**Exercise**: Among the lines below, list those containing the string "Select".

--- Data extracts Enclosed Below ---

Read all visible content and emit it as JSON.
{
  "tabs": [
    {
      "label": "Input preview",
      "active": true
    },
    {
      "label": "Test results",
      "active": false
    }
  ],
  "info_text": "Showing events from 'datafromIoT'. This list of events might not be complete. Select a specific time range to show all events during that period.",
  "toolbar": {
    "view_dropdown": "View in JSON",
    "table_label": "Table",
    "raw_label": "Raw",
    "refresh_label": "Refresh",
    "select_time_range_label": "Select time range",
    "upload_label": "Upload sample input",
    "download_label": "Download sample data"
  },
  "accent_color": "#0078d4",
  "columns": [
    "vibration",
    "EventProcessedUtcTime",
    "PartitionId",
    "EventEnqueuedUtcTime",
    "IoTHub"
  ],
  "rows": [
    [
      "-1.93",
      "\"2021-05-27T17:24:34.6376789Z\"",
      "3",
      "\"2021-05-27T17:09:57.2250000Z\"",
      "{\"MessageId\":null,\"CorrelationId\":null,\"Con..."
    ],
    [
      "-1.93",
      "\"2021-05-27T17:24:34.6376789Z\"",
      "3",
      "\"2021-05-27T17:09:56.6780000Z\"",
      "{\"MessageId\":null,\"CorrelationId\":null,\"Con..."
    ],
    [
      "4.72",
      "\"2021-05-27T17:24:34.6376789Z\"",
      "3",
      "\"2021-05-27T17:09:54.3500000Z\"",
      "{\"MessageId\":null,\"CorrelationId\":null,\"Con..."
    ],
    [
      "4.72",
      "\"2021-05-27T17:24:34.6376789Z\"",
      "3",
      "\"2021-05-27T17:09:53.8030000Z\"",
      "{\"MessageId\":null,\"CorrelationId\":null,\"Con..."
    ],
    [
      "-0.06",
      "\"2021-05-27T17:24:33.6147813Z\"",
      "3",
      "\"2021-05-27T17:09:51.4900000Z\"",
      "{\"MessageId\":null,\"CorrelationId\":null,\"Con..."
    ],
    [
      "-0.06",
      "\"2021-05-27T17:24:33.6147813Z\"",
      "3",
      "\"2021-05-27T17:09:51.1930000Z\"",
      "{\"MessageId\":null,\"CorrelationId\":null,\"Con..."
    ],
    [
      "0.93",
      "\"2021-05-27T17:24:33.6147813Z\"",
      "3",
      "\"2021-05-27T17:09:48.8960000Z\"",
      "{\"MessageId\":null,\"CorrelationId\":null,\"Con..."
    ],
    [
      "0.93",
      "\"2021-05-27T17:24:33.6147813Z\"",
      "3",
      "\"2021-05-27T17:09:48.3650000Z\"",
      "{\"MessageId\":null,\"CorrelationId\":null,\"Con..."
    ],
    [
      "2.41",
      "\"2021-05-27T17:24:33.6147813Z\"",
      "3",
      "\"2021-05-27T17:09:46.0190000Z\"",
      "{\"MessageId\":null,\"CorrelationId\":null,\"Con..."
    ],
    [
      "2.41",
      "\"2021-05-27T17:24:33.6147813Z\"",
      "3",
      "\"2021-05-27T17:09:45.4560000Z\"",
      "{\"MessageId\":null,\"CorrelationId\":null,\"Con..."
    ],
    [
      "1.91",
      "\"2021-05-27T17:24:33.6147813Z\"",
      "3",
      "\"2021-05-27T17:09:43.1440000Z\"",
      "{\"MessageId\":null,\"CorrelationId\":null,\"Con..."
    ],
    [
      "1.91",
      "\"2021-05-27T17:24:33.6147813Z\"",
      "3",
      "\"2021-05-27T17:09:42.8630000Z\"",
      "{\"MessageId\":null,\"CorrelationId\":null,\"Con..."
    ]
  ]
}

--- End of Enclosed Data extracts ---

**Solution for this problem**:
  "info_text": "Showing events from 'datafromIoT'. This list of events might not be complete. Select a specific time range to show all events during that period.",
    "select_time_range_label": "Select time range",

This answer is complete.